The importance of agriculture in providing cheap food, raw materials, labour, savings, andconsequent demand for non-agricultural commodities has been well documented andconsidered as the engine of growth. Further, agriculture has the export generatingcapacity, particularly for economies that are in their early stages of development andheavily reliant on primary resources (Johnston and Mellor, 1961; Lewis, 1954).Moreover, agriculture is an important sector for low-income countries providingemployment to about 60 percent of the labour force and accounts for about 25 percent of GDP. However, balancing agriculture and industry (manufacturing and services) is animportant yet a difficult dimension of development policy given the fact that the multi-dimensional causality between agriculture, manufacturing and services are largelyinfluenced by various factors, among which relative differences in farm size, missingmarkets for insurance and credit or links to financial markets, limited market access andmarket information, and insecure property and usage rights are at the forefront.

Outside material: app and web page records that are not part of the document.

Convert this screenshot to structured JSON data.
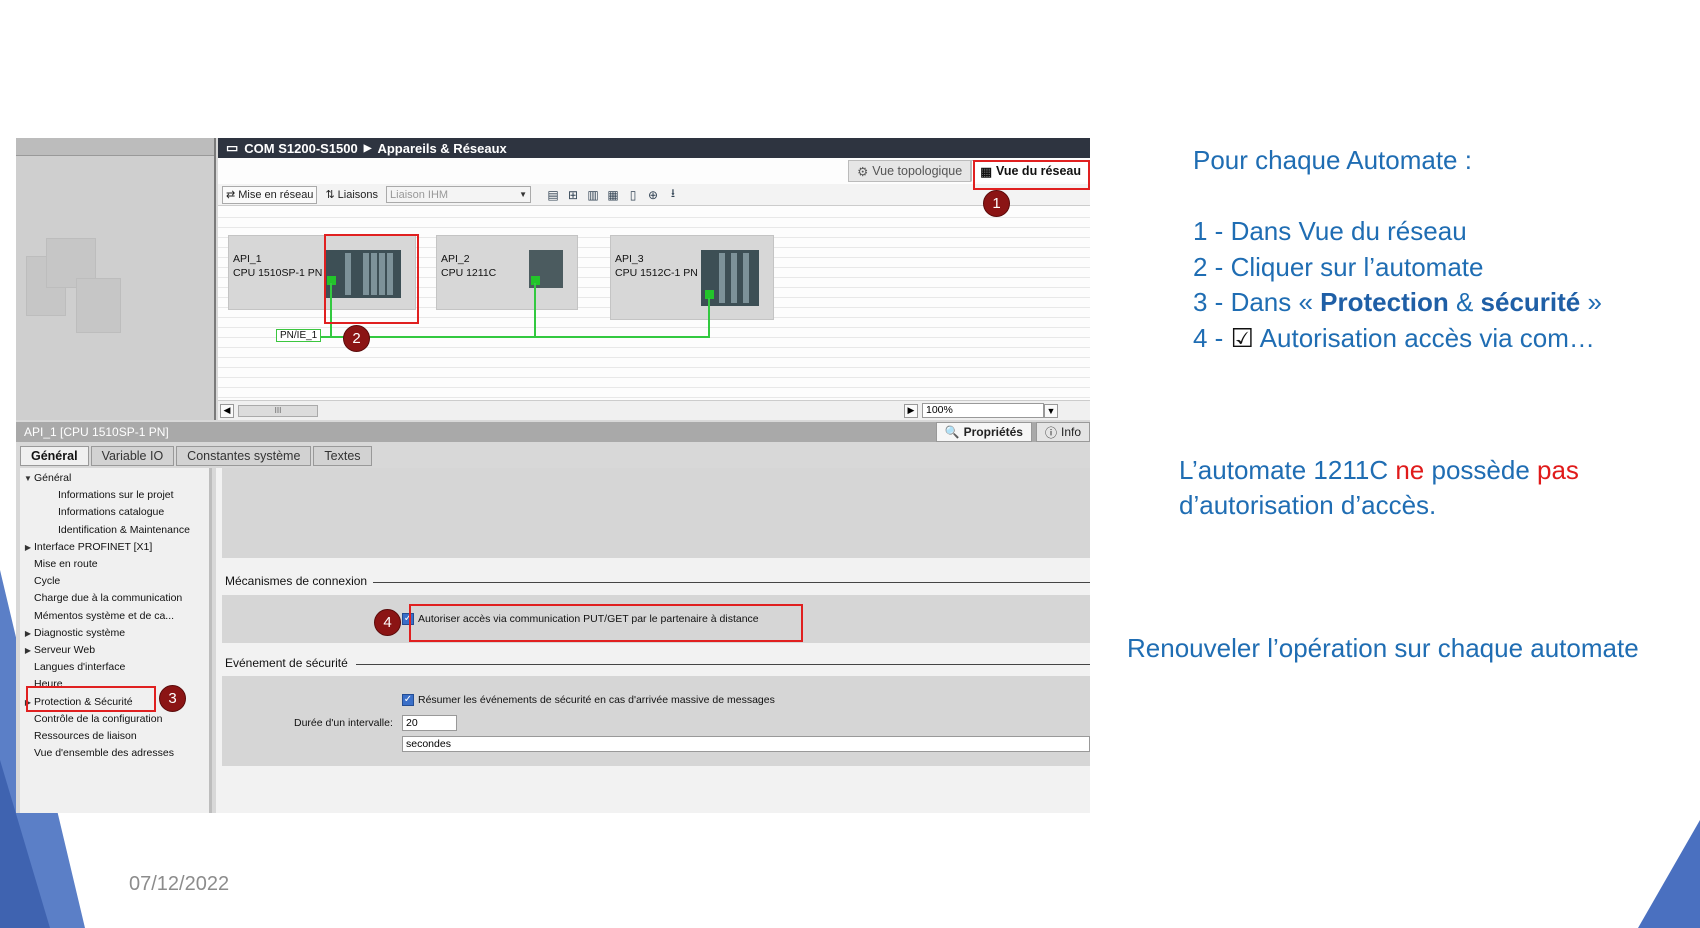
{
  "date": "07/12/2022",
  "tia": {
    "breadcrumb": [
      "COM S1200-S1500",
      "Appareils & Réseaux"
    ],
    "view_tabs": [
      "Vue topologique",
      "Vue du réseau"
    ],
    "toolbar": {
      "network_button": "Mise en réseau",
      "connections_button": "Liaisons",
      "connection_select": "Liaison IHM"
    },
    "devices": [
      {
        "name": "API_1",
        "cpu": "CPU 1510SP-1 PN"
      },
      {
        "name": "API_2",
        "cpu": "CPU 1211C"
      },
      {
        "name": "API_3",
        "cpu": "CPU 1512C-1 PN"
      }
    ],
    "network_label": "PN/IE_1",
    "zoom": "100%",
    "scroll_thumb": "III",
    "inspector": {
      "title": "API_1 [CPU 1510SP-1 PN]",
      "right_tabs": [
        "Propriétés",
        "Info"
      ],
      "tabs": [
        "Général",
        "Variable IO",
        "Constantes système",
        "Textes"
      ],
      "nav": [
        {
          "label": "Général",
          "arrow": "▼",
          "indent": 0
        },
        {
          "label": "Informations sur le projet",
          "arrow": "",
          "indent": 1
        },
        {
          "label": "Informations catalogue",
          "arrow": "",
          "indent": 1
        },
        {
          "label": "Identification & Maintenance",
          "arrow": "",
          "indent": 1
        },
        {
          "label": "Interface PROFINET [X1]",
          "arrow": "▶",
          "indent": 0
        },
        {
          "label": "Mise en route",
          "arrow": "",
          "indent": 0
        },
        {
          "label": "Cycle",
          "arrow": "",
          "indent": 0
        },
        {
          "label": "Charge due à la communication",
          "arrow": "",
          "indent": 0
        },
        {
          "label": "Mémentos système et de ca...",
          "arrow": "",
          "indent": 0
        },
        {
          "label": "Diagnostic système",
          "arrow": "▶",
          "indent": 0
        },
        {
          "label": "Serveur Web",
          "arrow": "▶",
          "indent": 0
        },
        {
          "label": "Langues d'interface",
          "arrow": "",
          "indent": 0
        },
        {
          "label": "Heure",
          "arrow": "",
          "indent": 0
        },
        {
          "label": "Protection & Sécurité",
          "arrow": "▶",
          "indent": 0
        },
        {
          "label": "Contrôle de la configuration",
          "arrow": "",
          "indent": 0
        },
        {
          "label": "Ressources de liaison",
          "arrow": "",
          "indent": 0
        },
        {
          "label": "Vue d'ensemble des adresses",
          "arrow": "",
          "indent": 0
        }
      ],
      "section_connection": "Mécanismes de connexion",
      "checkbox_putget": "Autoriser accès via communication PUT/GET par le partenaire à distance",
      "section_security": "Evénement de sécurité",
      "checkbox_summarize": "Résumer les événements de sécurité en cas d'arrivée massive de messages",
      "interval_label": "Durée d'un intervalle:",
      "interval_value": "20",
      "interval_unit": "secondes"
    },
    "markers": [
      "1",
      "2",
      "3",
      "4"
    ]
  },
  "instructions": {
    "heading": "Pour chaque Automate :",
    "step1": "1 - Dans Vue du réseau",
    "step2": "2 - Cliquer sur l’automate",
    "step3_prefix": "3 - Dans « ",
    "step3_bold1": "Protection",
    "step3_mid": " & ",
    "step3_bold2": "sécurité",
    "step3_suffix": " »",
    "step4_prefix": "4 - ",
    "step4_check": "☑",
    "step4_text": " Autorisation accès via com…",
    "note_a": "L’automate 1211C ",
    "note_ne": "ne",
    "note_b": " possède ",
    "note_pas": "pas",
    "note_line2": "d’autorisation d’accès.",
    "renew": "Renouveler l’opération sur chaque automate"
  }
}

Thereforethe prime task of getting the fundamental institutions right for agriculture developmentbecomes critical to sectoral development (Dethier and Effenberger, 2011).For a good example of the impact agriculture has on economic progress, variousresearchers compare and differentiate the African agriculture with the East Asian byscrutinising the magnitude of agricultural expenditure, price regimes, macroeconomicpolicies, political stability, health, education and infrastructure in these regions (Bezemer and Heady, 2008; Diao, Hazell, Resnick and Thurlow, 2006; Mosley, 2002; Lipton, 1987).Some recent empirical analysis has shown also that agricultural value added is primarilysignificant for developing countries (Self and Grabowski, 2007; Tiffin and Irz, 2006). DeJanvry and Sadoulet (2009), using China as a case study, find that a one percentagricultural growth contributes to about 0.45 percent to aggregate growth. However, on
Exploring Sectoral Contributions to Growth in Fiji: a focus on Agriculture Development 2